Esports fans know that games like Dota 2, LoL, Mobile Legends, and Valorant are pretty much mainstays in the scene, but did you know about the Tom and Jerry SEA Invitational? Or that the card game Shadowverse has a US$1,000,000 grand prize?
No? Well in that case, allow us to introduce you to five esports you’ve probably never heard of.
N.B. To be clear, these aren’t random one-off tournaments we’re talking about here (like that Shaq Fu tournament held at PAX East one year), these are games with an active tournament scene and hefty prize pools. You could conceivably turn pro in any of these games.
This isn’t one of the immediate titles that come to mind when you think “esports”, but Shadowverse is actually incredibly popular in the Asia Pacific region, especially Japan.
Shadowverse is a free-to-play digital collectible card game, that on the surface, looks like Hearthstone for weebs. It has a huge competitive scene that’s been steadily growing since the game’s release in 2016, with several tournaments in various countries.

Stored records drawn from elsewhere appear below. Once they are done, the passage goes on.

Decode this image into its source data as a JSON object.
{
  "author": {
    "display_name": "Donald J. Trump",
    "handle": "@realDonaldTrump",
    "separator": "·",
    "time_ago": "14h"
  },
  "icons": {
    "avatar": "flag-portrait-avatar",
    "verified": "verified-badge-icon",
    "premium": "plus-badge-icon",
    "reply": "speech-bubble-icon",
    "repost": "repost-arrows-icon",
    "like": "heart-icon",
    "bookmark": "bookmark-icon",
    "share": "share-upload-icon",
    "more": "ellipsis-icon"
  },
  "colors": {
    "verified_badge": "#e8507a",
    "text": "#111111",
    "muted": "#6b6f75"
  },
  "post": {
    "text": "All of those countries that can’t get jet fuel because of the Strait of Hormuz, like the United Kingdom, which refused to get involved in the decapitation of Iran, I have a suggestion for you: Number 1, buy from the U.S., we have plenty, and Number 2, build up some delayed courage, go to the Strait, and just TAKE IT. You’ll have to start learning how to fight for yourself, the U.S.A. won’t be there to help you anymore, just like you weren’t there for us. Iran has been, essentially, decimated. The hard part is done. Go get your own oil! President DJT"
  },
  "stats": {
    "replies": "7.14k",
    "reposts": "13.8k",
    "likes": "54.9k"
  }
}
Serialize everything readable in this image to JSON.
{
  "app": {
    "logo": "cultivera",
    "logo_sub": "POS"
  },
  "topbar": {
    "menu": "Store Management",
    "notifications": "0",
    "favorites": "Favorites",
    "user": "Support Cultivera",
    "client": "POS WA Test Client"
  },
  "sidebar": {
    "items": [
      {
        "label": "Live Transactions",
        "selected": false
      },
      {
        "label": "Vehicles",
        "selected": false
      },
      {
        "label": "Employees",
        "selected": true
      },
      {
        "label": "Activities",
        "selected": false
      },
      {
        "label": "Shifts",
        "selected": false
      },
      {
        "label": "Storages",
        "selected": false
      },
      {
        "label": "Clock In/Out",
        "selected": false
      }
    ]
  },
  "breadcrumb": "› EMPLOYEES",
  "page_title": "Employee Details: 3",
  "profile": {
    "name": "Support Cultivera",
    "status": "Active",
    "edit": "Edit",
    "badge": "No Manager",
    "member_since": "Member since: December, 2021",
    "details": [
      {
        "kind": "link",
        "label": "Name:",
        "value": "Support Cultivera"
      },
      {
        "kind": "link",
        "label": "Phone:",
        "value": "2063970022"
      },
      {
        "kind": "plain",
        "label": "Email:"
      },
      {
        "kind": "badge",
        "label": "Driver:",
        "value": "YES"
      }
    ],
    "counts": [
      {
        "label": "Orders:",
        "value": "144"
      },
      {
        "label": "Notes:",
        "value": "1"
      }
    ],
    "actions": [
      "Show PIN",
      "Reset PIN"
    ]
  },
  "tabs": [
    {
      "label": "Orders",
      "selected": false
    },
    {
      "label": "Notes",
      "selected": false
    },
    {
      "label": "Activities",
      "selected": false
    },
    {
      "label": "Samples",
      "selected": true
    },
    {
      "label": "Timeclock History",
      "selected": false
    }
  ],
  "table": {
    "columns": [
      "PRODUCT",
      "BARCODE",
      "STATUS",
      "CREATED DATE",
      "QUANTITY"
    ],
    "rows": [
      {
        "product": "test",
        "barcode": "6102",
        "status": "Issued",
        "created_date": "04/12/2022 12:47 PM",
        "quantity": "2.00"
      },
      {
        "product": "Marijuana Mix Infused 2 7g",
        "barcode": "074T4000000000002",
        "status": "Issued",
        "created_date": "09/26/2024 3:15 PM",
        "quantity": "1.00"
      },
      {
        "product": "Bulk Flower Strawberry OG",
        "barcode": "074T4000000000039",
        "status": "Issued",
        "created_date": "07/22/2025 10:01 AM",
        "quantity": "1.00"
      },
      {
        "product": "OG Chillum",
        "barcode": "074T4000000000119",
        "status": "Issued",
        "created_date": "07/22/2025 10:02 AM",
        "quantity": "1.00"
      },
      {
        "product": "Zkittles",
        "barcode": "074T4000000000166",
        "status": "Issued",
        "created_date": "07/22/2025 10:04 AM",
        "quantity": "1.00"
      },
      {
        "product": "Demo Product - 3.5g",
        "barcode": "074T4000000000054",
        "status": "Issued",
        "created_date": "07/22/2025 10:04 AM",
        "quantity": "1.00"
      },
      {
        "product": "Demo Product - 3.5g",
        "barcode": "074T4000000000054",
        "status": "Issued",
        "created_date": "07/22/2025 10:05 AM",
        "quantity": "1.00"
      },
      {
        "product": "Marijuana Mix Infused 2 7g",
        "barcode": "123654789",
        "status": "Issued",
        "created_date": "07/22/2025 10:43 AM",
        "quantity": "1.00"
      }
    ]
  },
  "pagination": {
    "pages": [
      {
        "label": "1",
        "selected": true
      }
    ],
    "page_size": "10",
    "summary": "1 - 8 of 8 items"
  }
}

One of the biggest tournaments, the Shadowverse World Grand Prix, was postponed in 2020 due to the pandemic, but will resume in Japan in June 2021 with a grand prize of US$1,000,000 for the grand champion!
4. Catherine: Full Body
Before you think this is becoming just a list of games that are huge in Japan, Catherine’s competitive scene is actually pretty intense.
The game is about a troubled man caught between two women, but within the game is a multiplayer mode that took on a life of its own. The game mode is a best-of-3 race to the top of a tower of blocks, that looks like Jenga on a case of energy drinks.
The community that grew out of this mini-game became so intense and organized, spanning from the US to Australia, that it caught the attention of the Evolution Championship Series in 2015. Today, the game is pretty much a mainstay at EVO and the fighting game scene.
3. Just Dance
The Just Dance World Cup has been held by Ubisoft since 2014, and we’re not sure why this hasn’t taken off like crazy.
The tournament feels like a cross between a talent/variety show and an esports competition. While the winners advance through Just Dance points, the panel of three judges has a say in it as well, much like American Idol. To top it off, the audience vote also matters, all the way up to the grand finals.
The 2019 Just Dance World Cup was held in São Paulo, Brazil with Umutcan Tütüncü, a dance teacher from Turkey, winning the championship for the third time in a row since 2017. The Just Dance World Cup took a break last 2020 (like many live events), but hopefully, it’ll back for 2021!
You might be familiar with GWENT from The Witcher series, but you might be surprised to know that it actually has an extensive tournament scene.
GWENT Masters is the official esports series for the spin-off card game, and has three tiers of events: qualifiers, open, and the World Masters tournament.
Last year’s World Masters tournament had a prize pool of US$50,000, and winning the lion’s share of that was Aleksander “Pajabol” Oweczarek, who was crowned as the Season 2 champion last December 2020. The next season of GWENT Masters begins this January.
1. Tom and Jerry: Chase
We’re not making this up. Tom and Jerry have gone from the childhood cartoons we know and love to their esports debut in NetEase’s Top Clans 2020 tournament.
With a SEA invitational and a prize pool of US$20,000, the group stages followed a best-of-3 double-elimination format, with 16 teams participating. Teams are assigned “cat” or “mouse” roles, much like attacking and defending sides in other esports titles.
The first-ever Tom and Jerry: Chase champions? Team Be8ind from Thailand. It sounds surreal, but the production is polished and professional, and with NetEase supporting the game, the Tom and Jerry esports community is bound to keeping growing.